Relative reality, relatively speaking.

I’m hopefully going to stop banging on about 2009 Bordeaux soon.  The jewels that I tasted a couple of months ago are now wearing me out.  The Emperor’s new clothes, or the Brave New World, are both made out of money…

We’ve now many 2009 clarets on the market and available for sale (if you get on with your merchant).  To say that prices are full is a bit like saying that Katie Price has big tits.  You see, it’s all about relativity: one thing (or two) relative to another.

A few 2005s, 2000s and even 1996s are beginning to look cheap.  1996 Ch. Palmer is widely available at £1,200 per case or less and I expect the 2009 to come in at around twice that figure.  2005 Lynch-Bages is around the same price, or cheaper than the 2009.  You can have a look around on wine-searcher for plenty of these, though most of the cannier merchants have taken them off their lists for the moment.  We can all sell dimes for a nickel a piece: wait until you can sell them for a quarter a go.

If you believe Robert Parker’s appraisals of the vintage, then the bargains are in 2008 (though expect the same again).  These wines are starting to look dirt cheap compared the punchy 2009s and, forget what the cynics are saying: the 2009s are selling.  Wines that were sold by the pallet last year are on allocation this year.

But there is a flaw in relative pricing.  2008s might look relatively cheap compared with 2009, even when 2009 is Katie Price and 2008 is Keira Knightley (focus here: we’re talking about one thing, well two).  Mouton-Rothschild looks cheap compared to Lafite-Rothschild.  Even the Silverback – Latour – looks cheap compared to Lafite in almost any vintage.

Greed, excitement, a good salesman: any of these can make something look like a bargain, but one of my favourite words is “intrinsic”.  Is what is in the bottle worth it?

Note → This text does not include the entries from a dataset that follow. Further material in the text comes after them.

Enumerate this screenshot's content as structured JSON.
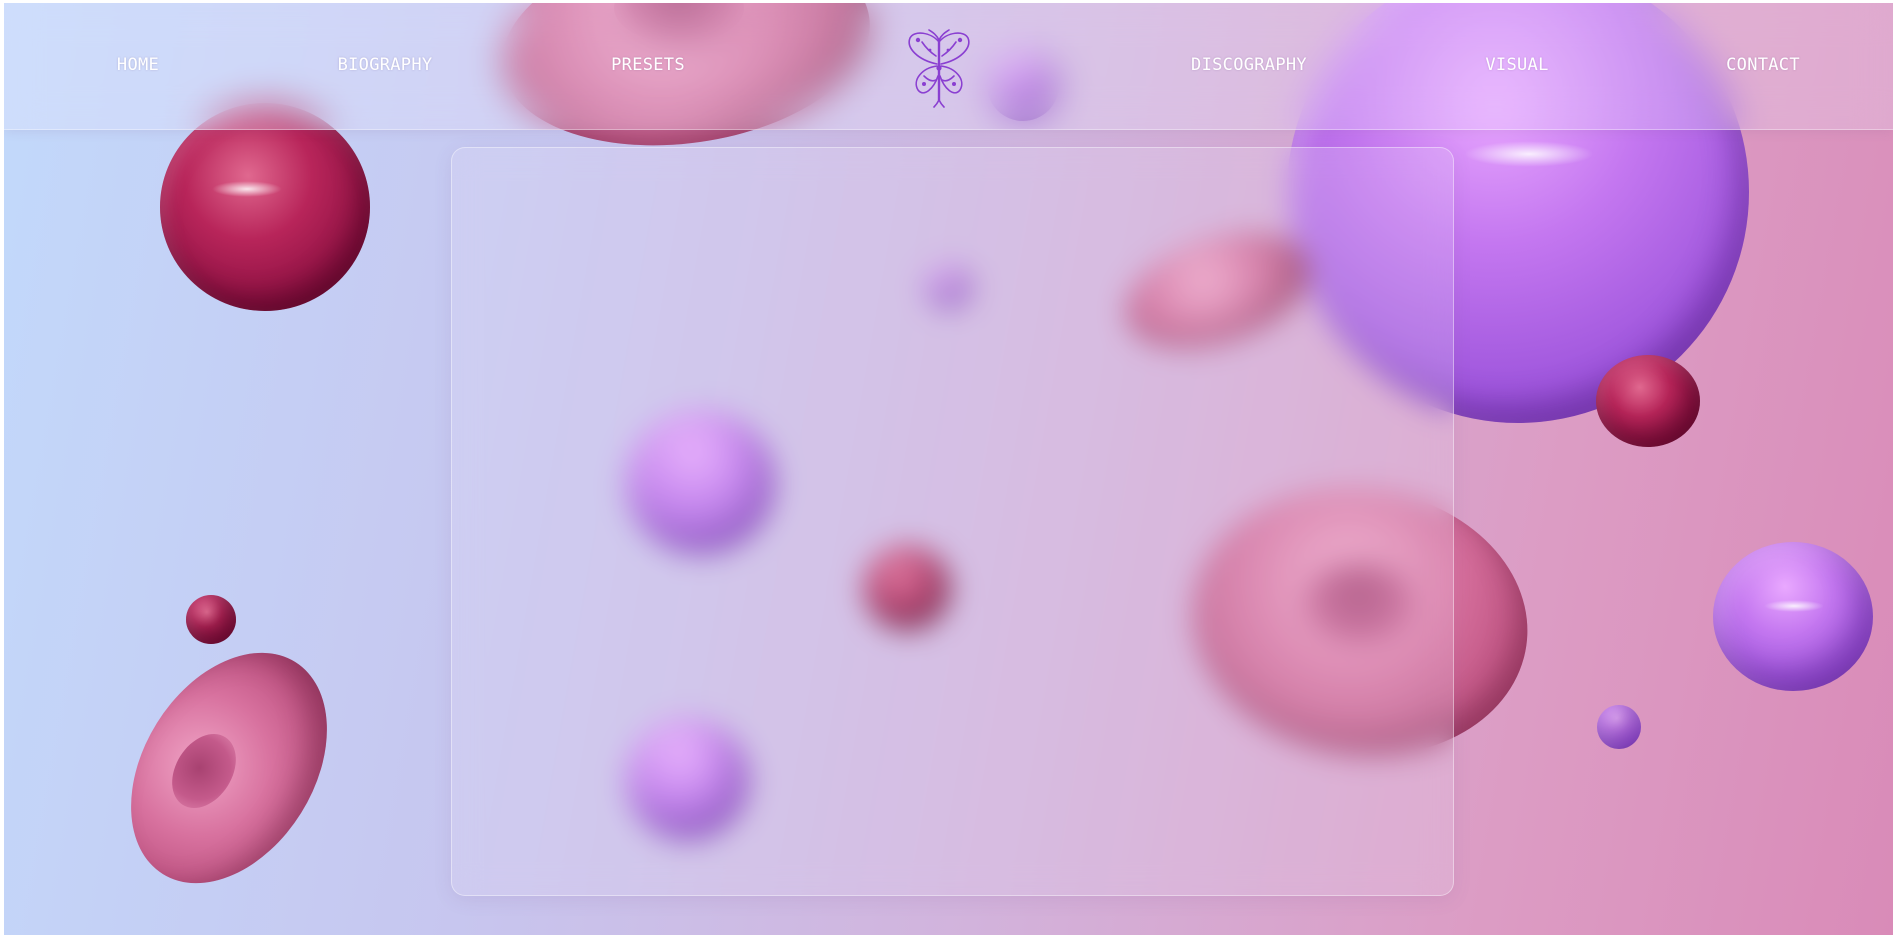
{
  "nav": {
    "items": [
      {
        "label": "HOME"
      },
      {
        "label": "BIOGRAPHY"
      },
      {
        "label": "PRESETS"
      },
      {
        "label": "DISCOGRAPHY"
      },
      {
        "label": "VISUAL"
      },
      {
        "label": "CONTACT"
      }
    ],
    "logo_icon": "butterfly-icon"
  },
  "colors": {
    "nav_text": "#ffffff",
    "logo": "#8a3fd1",
    "background_start": "#c2d9fb",
    "background_end": "#d98bb8"
  }
}
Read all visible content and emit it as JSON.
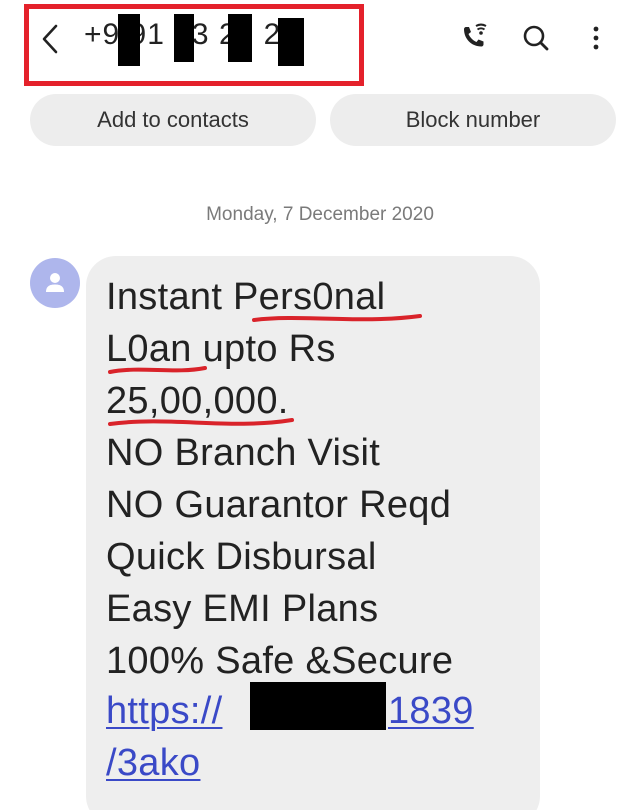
{
  "header": {
    "phone_number_visible": "+9  91  93  27  2",
    "icons": [
      "back-arrow-icon",
      "wifi-call-icon",
      "search-icon",
      "more-vert-icon"
    ],
    "highlight_color": "#e4212b"
  },
  "actions": {
    "add_label": "Add to contacts",
    "block_label": "Block number"
  },
  "conversation": {
    "date": "Monday, 7 December 2020",
    "message": {
      "lines": [
        "Instant Pers0nal",
        "L0an upto Rs",
        "25,00,000.",
        "NO Branch Visit",
        "NO Guarantor Reqd",
        "Quick Disbursal",
        "Easy EMI Plans",
        "100% Safe &Secure"
      ],
      "link_visible_start": "https://",
      "link_visible_end": "1839",
      "link_line_2": "/3ako",
      "link_color": "#3a49c7",
      "annotation_color": "#d9232a"
    }
  }
}
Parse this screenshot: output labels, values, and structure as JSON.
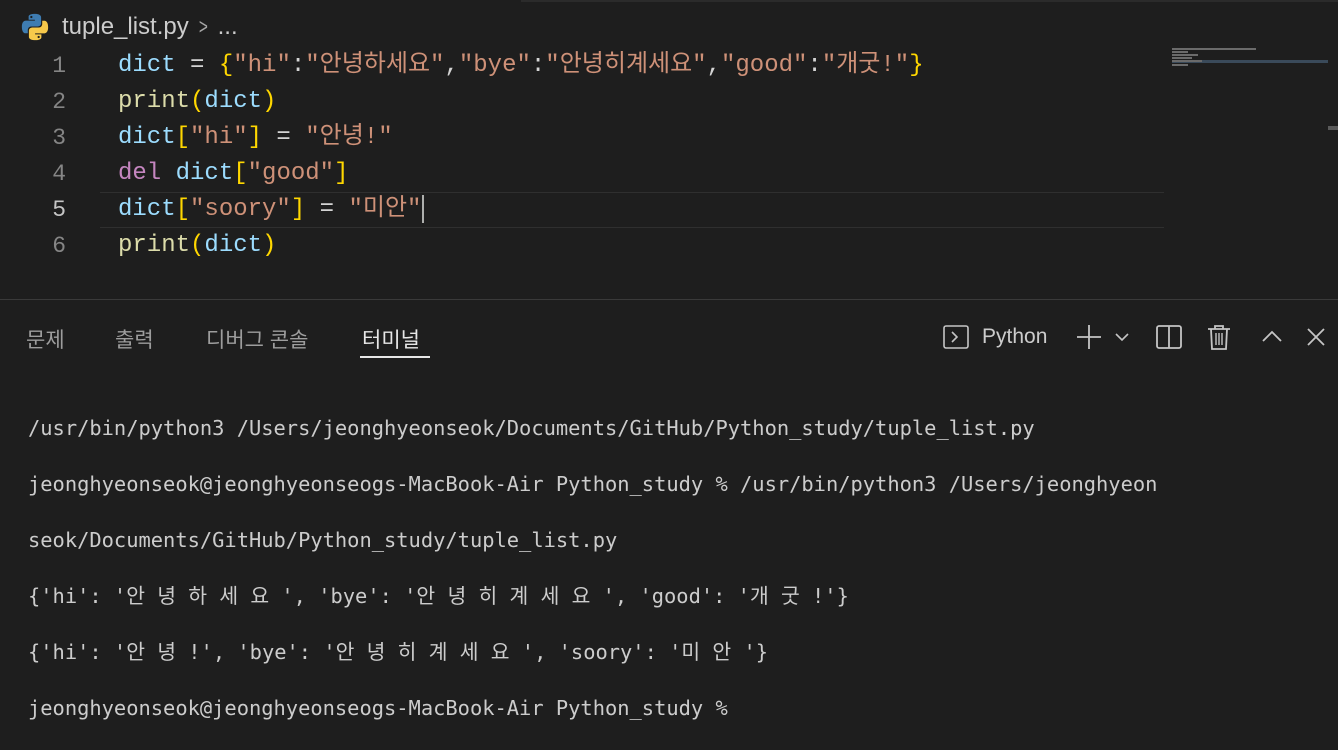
{
  "breadcrumb": {
    "file": "tuple_list.py",
    "separator": ">",
    "more": "..."
  },
  "editor": {
    "lines": [
      {
        "number": "1"
      },
      {
        "number": "2"
      },
      {
        "number": "3"
      },
      {
        "number": "4"
      },
      {
        "number": "5"
      },
      {
        "number": "6"
      }
    ],
    "line1": {
      "var": "dict",
      "eq": " = ",
      "open": "{",
      "k1": "\"hi\"",
      "c1": ":",
      "v1": "\"안녕하세요\"",
      "comma1": ",",
      "k2": "\"bye\"",
      "c2": ":",
      "v2": "\"안녕히계세요\"",
      "comma2": ",",
      "k3": "\"good\"",
      "c3": ":",
      "v3": "\"개굿!\"",
      "close": "}"
    },
    "line2": {
      "fn": "print",
      "open": "(",
      "arg": "dict",
      "close": ")"
    },
    "line3": {
      "var": "dict",
      "open": "[",
      "key": "\"hi\"",
      "close": "]",
      "eq": " = ",
      "val": "\"안녕!\""
    },
    "line4": {
      "kw": "del",
      "sp": " ",
      "var": "dict",
      "open": "[",
      "key": "\"good\"",
      "close": "]"
    },
    "line5": {
      "var": "dict",
      "open": "[",
      "key": "\"soory\"",
      "close": "]",
      "eq": " = ",
      "val": "\"미안\""
    },
    "line6": {
      "fn": "print",
      "open": "(",
      "arg": "dict",
      "close": ")"
    },
    "current_line": "5"
  },
  "panel": {
    "tabs": [
      {
        "label": "문제"
      },
      {
        "label": "출력"
      },
      {
        "label": "디버그 콘솔"
      },
      {
        "label": "터미널"
      }
    ],
    "active_tab": "터미널",
    "terminal_profile": "Python",
    "icons": {
      "terminal": "terminal-icon",
      "add": "plus-icon",
      "dropdown": "chevron-down-icon",
      "split": "split-icon",
      "trash": "trash-icon",
      "maximize": "chevron-up-icon",
      "close": "close-icon"
    }
  },
  "terminal": {
    "lines": [
      "/usr/bin/python3 /Users/jeonghyeonseok/Documents/GitHub/Python_study/tuple_list.py",
      "jeonghyeonseok@jeonghyeonseogs-MacBook-Air Python_study % /usr/bin/python3 /Users/jeonghyeon",
      "seok/Documents/GitHub/Python_study/tuple_list.py",
      "{'hi': '안 녕 하 세 요 ', 'bye': '안 녕 히 계 세 요 ', 'good': '개 굿 !'}",
      "{'hi': '안 녕 !', 'bye': '안 녕 히 계 세 요 ', 'soory': '미 안 '}",
      "jeonghyeonseok@jeonghyeonseogs-MacBook-Air Python_study % "
    ]
  },
  "colors": {
    "background": "#1e1e1e",
    "variable": "#9cdcfe",
    "function": "#dcdcaa",
    "keyword": "#c586c0",
    "string": "#ce9178",
    "bracket_level1": "#ffd700",
    "bracket_level2": "#da70d6"
  }
}
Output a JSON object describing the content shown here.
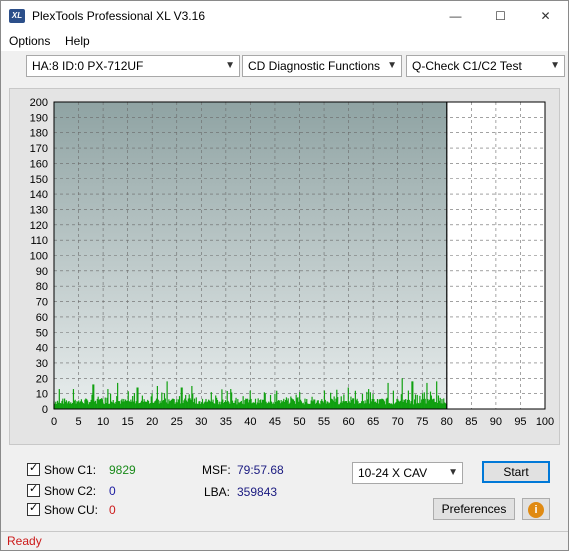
{
  "window": {
    "title": "PlexTools Professional XL V3.16",
    "icon_text": "XL",
    "min_icon": "minimize-icon",
    "max_icon": "maximize-icon",
    "close_icon": "close-icon"
  },
  "menu": {
    "options": "Options",
    "help": "Help"
  },
  "selectors": {
    "drive": "HA:8 ID:0  PX-712UF",
    "function": "CD Diagnostic Functions",
    "test": "Q-Check C1/C2 Test"
  },
  "chart_data": {
    "type": "bar",
    "x_ticks": [
      "0",
      "5",
      "10",
      "15",
      "20",
      "25",
      "30",
      "35",
      "40",
      "45",
      "50",
      "55",
      "60",
      "65",
      "70",
      "75",
      "80",
      "85",
      "90",
      "95",
      "100"
    ],
    "y_ticks": [
      "0",
      "10",
      "20",
      "30",
      "40",
      "50",
      "60",
      "70",
      "80",
      "90",
      "100",
      "110",
      "120",
      "130",
      "140",
      "150",
      "160",
      "170",
      "180",
      "190",
      "200"
    ],
    "xlim": [
      0,
      100
    ],
    "ylim": [
      0,
      200
    ],
    "grid": true,
    "marker_x": 80,
    "series": [
      {
        "color": "#10a010",
        "x_start": 0,
        "x_end": 80,
        "baseline": 3,
        "peaks": [
          {
            "x": 1,
            "y": 13
          },
          {
            "x": 4,
            "y": 13
          },
          {
            "x": 8,
            "y": 16
          },
          {
            "x": 11,
            "y": 13
          },
          {
            "x": 13,
            "y": 17
          },
          {
            "x": 17,
            "y": 14
          },
          {
            "x": 21,
            "y": 15
          },
          {
            "x": 23,
            "y": 18
          },
          {
            "x": 26,
            "y": 14
          },
          {
            "x": 28,
            "y": 15
          },
          {
            "x": 32,
            "y": 11
          },
          {
            "x": 36,
            "y": 13
          },
          {
            "x": 40,
            "y": 12
          },
          {
            "x": 45,
            "y": 10
          },
          {
            "x": 50,
            "y": 11
          },
          {
            "x": 55,
            "y": 12
          },
          {
            "x": 60,
            "y": 14
          },
          {
            "x": 64,
            "y": 13
          },
          {
            "x": 68,
            "y": 17
          },
          {
            "x": 71,
            "y": 20
          },
          {
            "x": 73,
            "y": 18
          },
          {
            "x": 76,
            "y": 17
          },
          {
            "x": 78,
            "y": 18
          }
        ]
      }
    ]
  },
  "stats": {
    "show_c1_label": "Show C1:",
    "c1_value": "9829",
    "show_c2_label": "Show C2:",
    "c2_value": "0",
    "show_cu_label": "Show CU:",
    "cu_value": "0",
    "msf_label": "MSF:",
    "msf_value": "79:57.68",
    "lba_label": "LBA:",
    "lba_value": "359843"
  },
  "controls": {
    "speed": "10-24 X CAV",
    "start": "Start",
    "preferences": "Preferences",
    "info": "i"
  },
  "status": "Ready"
}
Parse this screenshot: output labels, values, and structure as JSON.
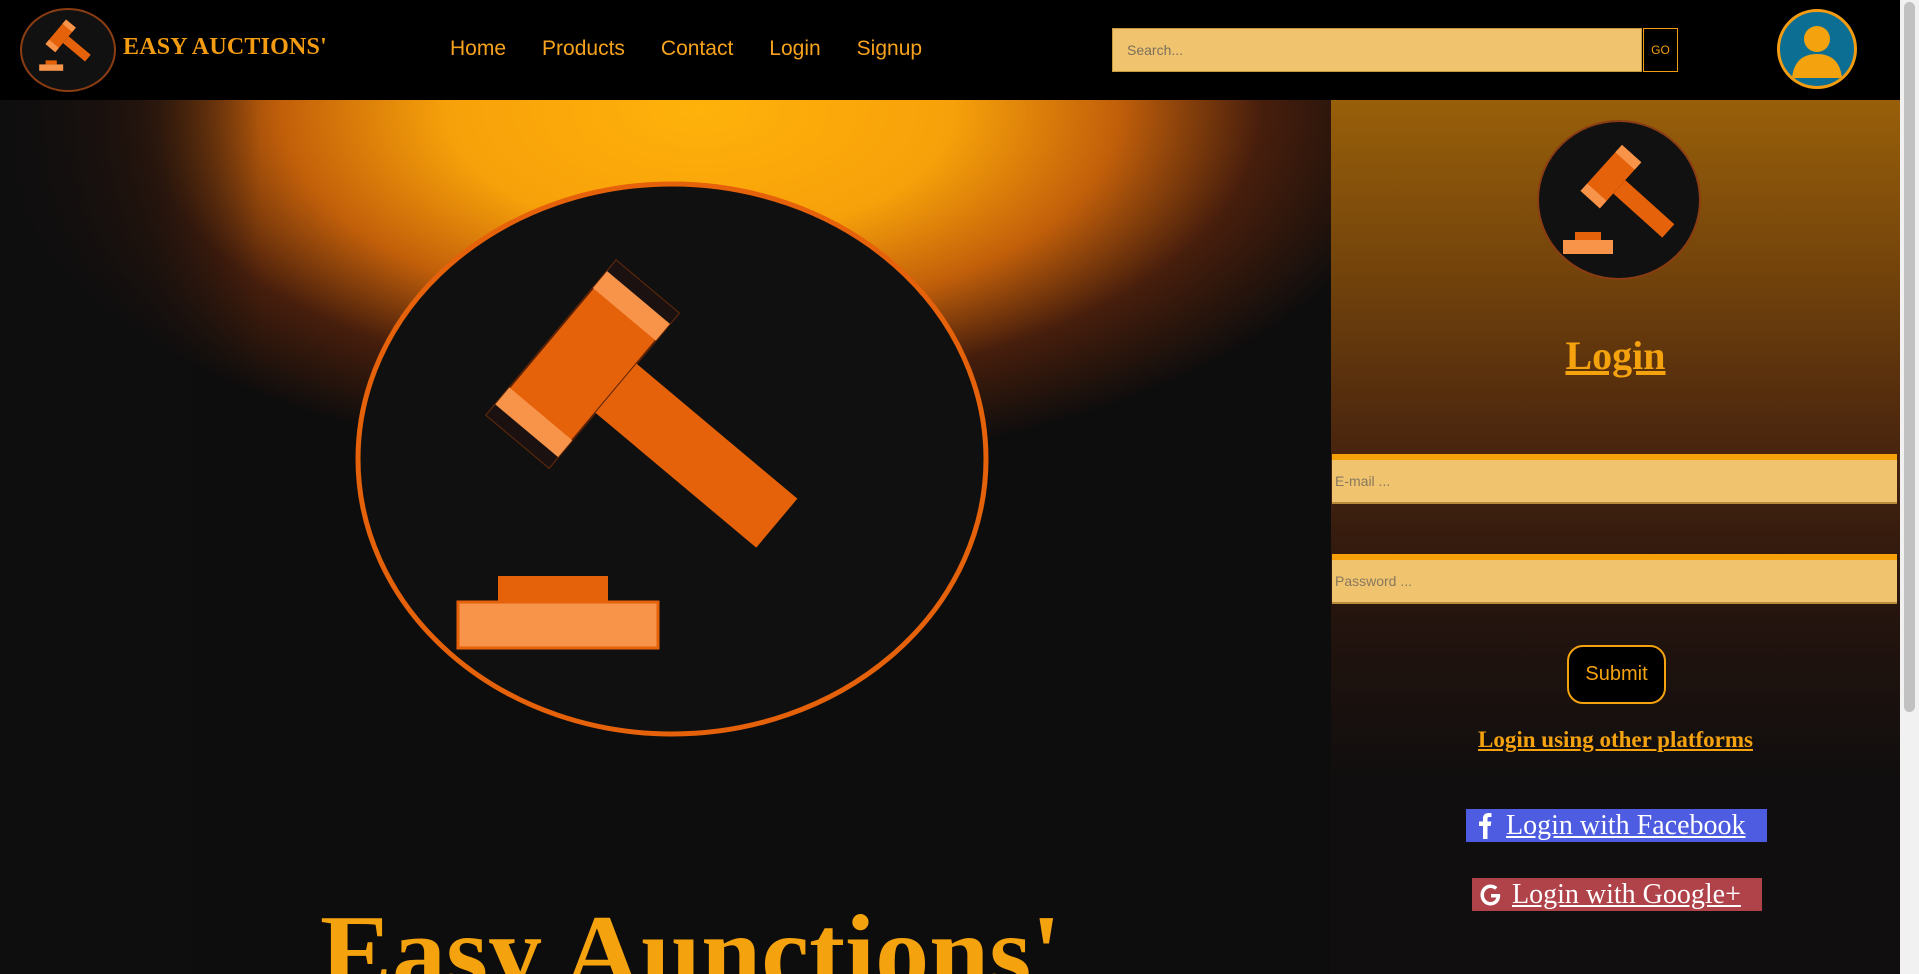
{
  "navbar": {
    "brand": "EASY AUCTIONS'",
    "links": [
      {
        "label": "Home"
      },
      {
        "label": "Products"
      },
      {
        "label": "Contact"
      },
      {
        "label": "Login"
      },
      {
        "label": "Signup"
      }
    ],
    "search": {
      "placeholder": "Search...",
      "value": "",
      "button_label": "GO"
    },
    "icons": {
      "logo": "gavel-icon",
      "avatar": "user-icon"
    }
  },
  "hero": {
    "title": "Easy Aunctions'",
    "icon": "gavel-icon"
  },
  "login": {
    "title": "Login",
    "email": {
      "placeholder": "E-mail ...",
      "value": ""
    },
    "password": {
      "placeholder": "Password ...",
      "value": ""
    },
    "submit_label": "Submit",
    "other_platforms": "Login using other platforms",
    "facebook": {
      "label": "Login with Facebook",
      "icon": "facebook-icon"
    },
    "google": {
      "label": "Login with Google+",
      "icon": "google-icon"
    }
  },
  "colors": {
    "accent": "#f5a20f",
    "gavel": "#e5620a",
    "gavel_light": "#f7944a",
    "input_bg": "#f0c46e",
    "facebook_bg": "#4d5ce0",
    "google_bg": "#b0424a",
    "avatar_bg": "#0d6e94"
  }
}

I’m in relatively good nick considering my lifestyle over the past twenty years.  I’m relatively clever compared to a few people I know, and a genius compared to the dog.  I’m slim, handsome – even wealthy – compared to many.  A tiny group might even say I’m a relatively cheerful bloke.  This is the problem.  Fat, grey, skint, stupid and ugly.  But sitting next to the right person anyone can look like a Prince.

So, what do you buy?  It depends on how much cash you have, and how much you believe in Parker (would the world be fighting over 2009s if he didn’t like them?  Are the 2008s really that good?).  If you like wine, if you’re actually going to drink it – and those words break my heart – then both 2005 & 2009 have some real bargains.  Wines that escape the eye of the speculator.  Ormes de Pez, Batailley, stuff like that.  If your tastes are slightly more expensive then it gets more difficult.  A small cashflow issue prevents me from buying 2009s and I’m not really bothered.  If I did have some cash I would be piling into 2005s and picking off the odd case of 2000 where I could.